By connecting modern industrial production, consumer culture, and our throwaway lifestyle that has resulted in 4.5 pounds of garbage created by Americans on a daily basis, Rogers answers the following questions: how did we end up with this much rubbish, and where does it all go? She also covers the politics of recycling and exporting trash to poor communities while presenting a strong argument for change.


Waste: One Woman’s Fight Against America’s Dirty Secret
by Catherine Coleman Flowers

Waste, one of Smithsonian magazine's Ten Best Science Books of 2020, chronicles Flowers’ journey from country girl to organizer and activist while highlighting the lack of access to basic sanitation many Americans face—what she calls America’s dirty secret. Flowers’ telling of systemic class, racial, and geographic prejudice shows that our sanitation problem can no longer be ignored as climate change brings sewage to the backyards of people other than poor minorities. Read an excerpt from the book.


Foodopoly: The Battle Over the Future of Food and Farming in America
by Wenonah Hauter

Foodopoly reveals the shocking story of how agricultural policy has been hijacked by lobbyists, driving out of independent farmers and food processors in favor of major companies like Cargill, Tyson, Kraft, and ConAgra—resulting in America’s food crisis.
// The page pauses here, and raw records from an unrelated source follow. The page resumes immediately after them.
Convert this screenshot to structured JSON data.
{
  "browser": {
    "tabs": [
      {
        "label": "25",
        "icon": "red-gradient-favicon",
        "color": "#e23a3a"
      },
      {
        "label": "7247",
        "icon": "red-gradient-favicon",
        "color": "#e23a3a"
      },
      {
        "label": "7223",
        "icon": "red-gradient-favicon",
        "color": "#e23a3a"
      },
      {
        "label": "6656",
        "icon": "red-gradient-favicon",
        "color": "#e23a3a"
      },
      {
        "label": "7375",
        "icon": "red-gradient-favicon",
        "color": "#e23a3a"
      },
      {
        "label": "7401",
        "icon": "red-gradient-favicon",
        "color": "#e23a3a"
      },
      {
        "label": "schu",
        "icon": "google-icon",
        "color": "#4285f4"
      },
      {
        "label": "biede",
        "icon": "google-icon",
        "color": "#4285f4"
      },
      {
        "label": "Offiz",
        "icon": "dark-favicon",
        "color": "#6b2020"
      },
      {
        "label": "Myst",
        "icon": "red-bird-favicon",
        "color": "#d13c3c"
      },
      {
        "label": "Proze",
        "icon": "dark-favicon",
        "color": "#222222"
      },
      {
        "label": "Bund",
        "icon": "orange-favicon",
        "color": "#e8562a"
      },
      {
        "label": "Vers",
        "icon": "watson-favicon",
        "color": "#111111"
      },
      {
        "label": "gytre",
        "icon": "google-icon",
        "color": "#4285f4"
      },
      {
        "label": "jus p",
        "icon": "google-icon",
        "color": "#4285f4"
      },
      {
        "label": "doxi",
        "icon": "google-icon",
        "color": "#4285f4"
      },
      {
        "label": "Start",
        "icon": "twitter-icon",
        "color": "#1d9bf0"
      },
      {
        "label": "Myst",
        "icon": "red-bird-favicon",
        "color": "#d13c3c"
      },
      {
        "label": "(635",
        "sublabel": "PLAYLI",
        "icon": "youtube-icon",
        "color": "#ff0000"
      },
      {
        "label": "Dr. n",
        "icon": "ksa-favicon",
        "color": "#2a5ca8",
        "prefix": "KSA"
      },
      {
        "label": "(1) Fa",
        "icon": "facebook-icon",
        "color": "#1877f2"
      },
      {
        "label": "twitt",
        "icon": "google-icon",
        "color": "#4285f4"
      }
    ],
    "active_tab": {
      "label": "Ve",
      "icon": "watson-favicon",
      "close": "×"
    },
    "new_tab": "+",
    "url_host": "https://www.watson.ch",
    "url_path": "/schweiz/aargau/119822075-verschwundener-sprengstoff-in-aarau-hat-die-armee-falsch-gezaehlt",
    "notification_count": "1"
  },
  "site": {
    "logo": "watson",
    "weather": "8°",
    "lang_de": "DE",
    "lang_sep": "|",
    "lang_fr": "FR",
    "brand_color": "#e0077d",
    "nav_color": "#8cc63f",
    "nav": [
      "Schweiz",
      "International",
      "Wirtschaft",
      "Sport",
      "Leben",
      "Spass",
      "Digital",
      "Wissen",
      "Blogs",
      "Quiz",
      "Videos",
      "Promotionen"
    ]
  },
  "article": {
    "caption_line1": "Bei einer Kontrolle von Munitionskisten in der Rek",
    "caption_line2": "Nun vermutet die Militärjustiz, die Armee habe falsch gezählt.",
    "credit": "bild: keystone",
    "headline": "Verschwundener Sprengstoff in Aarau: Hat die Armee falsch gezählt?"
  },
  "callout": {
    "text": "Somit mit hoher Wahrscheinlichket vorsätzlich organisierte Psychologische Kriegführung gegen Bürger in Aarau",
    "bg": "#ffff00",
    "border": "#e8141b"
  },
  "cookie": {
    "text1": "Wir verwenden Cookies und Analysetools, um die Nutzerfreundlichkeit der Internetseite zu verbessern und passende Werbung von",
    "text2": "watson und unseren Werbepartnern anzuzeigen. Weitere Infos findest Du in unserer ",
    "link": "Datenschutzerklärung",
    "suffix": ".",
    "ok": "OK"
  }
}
In addition to explaining the impacts of this on rural communities and countries overseas, Huater also argues that a grassroot movement and a change in politics is necessary to solve this crisis.


Out of Sight: The Long and Disturbing Story of Corporations Outsourcing Catastrophe
by Erik Loomis
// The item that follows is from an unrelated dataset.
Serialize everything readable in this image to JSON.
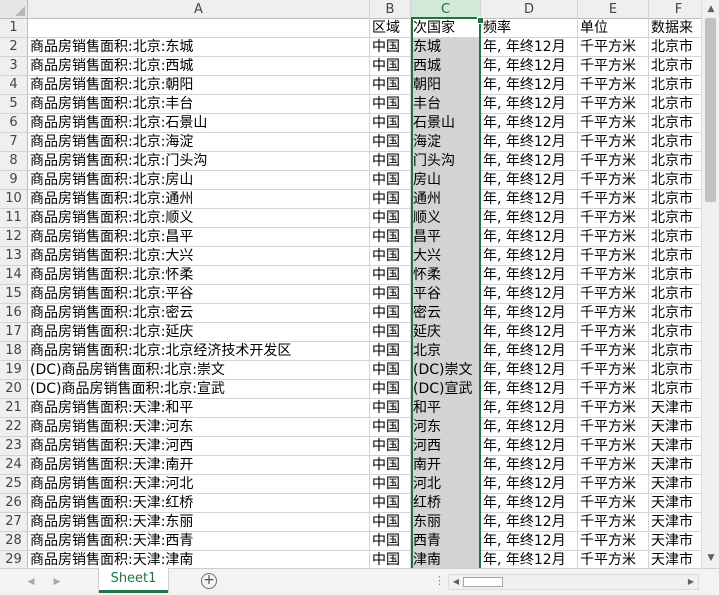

A 2015 Choice Outstanding Academic Title, Out of Sight connects the labor movement to the environmental movement and urges readers to act: when we fight for our planet, we fight for our own dignity as workers and citizens. By connecting the Triangle Shirtwaist Factory fire in New York in 1911 to the collapse of the Rana Plaza factory outside of Dhaka, Bangladesh, in 2013 to each other, Loomis highlights the abusive nature of industrial production systems. More specifically, Loomis urges readings to fight for regulations that keep corporations from relocating to countries where they are, not only able to recreate toxic work conditions but also continue polluting the earth.


Frackopoly: The Battle for the Future of Energy and the Environment
by Wenonah Hauter

From the author of Foodopoly, Frackopoly describes the history of the fracking industry—those who support it and why—and the danger it poses to the environment and human health through the creation of “sacrifice zones.” Frackopoly is an essential read for those interested in protecting the environment and the health of all Americans.


Hamlet Fire: A Tragic Story of Cheap Food, Cheap Government, and Cheap Lives
by Bryant Simon

In Hamlet Fire, award winning historian Bryant Simon, presents the vivid, potent, and disturbing social autopsy of Hamlet, North Carolina and the Imperial Food Products factory that burst into flames on September 3, 1991, killing twenty five people. Simon presents how cheap labor, cheap government, and cheap food came together in a way that was bound for tragedy eighty years after the Triangle Shirtwaist Fire.


Eating Tomorrow: Agribusiness, Family Farmers, and the Battle for the Future of Food
by Timothy A. Wise

In country after country, Wise explains in this wake-up call, agribusiness and philanthropic promoters have hijacked food policies to feed corporate interests as climate change makes it increasingly difficult to successfully grow crops. While the victims in this climate drama, small scale farmers are also the protagonists that can teach us the way forward. Given that most of the world is fed by hundreds of millions of small-scale farmers it is vital that we listen to them.


End of Ice: Bearing Witness and Finding Meaning in the Path of Climate Disruption
by Dahr Jamail

This book—a finalist for the 2020 PEN/E.O Wilson Literacy Science Writing Award—chronicles the catastrophic reality we face due to climate disruption and the loss of ice. While the situation we find ourselves in is grim and can lead to feelings of hopelessness, Jamail writes of a new appreciation and revere for our planet. In addition to learning about the loss of ice earth is experiencing, perhaps this book will reestablish your connection to nature in more ways than one. Read an excerpt from the book.


Blog section: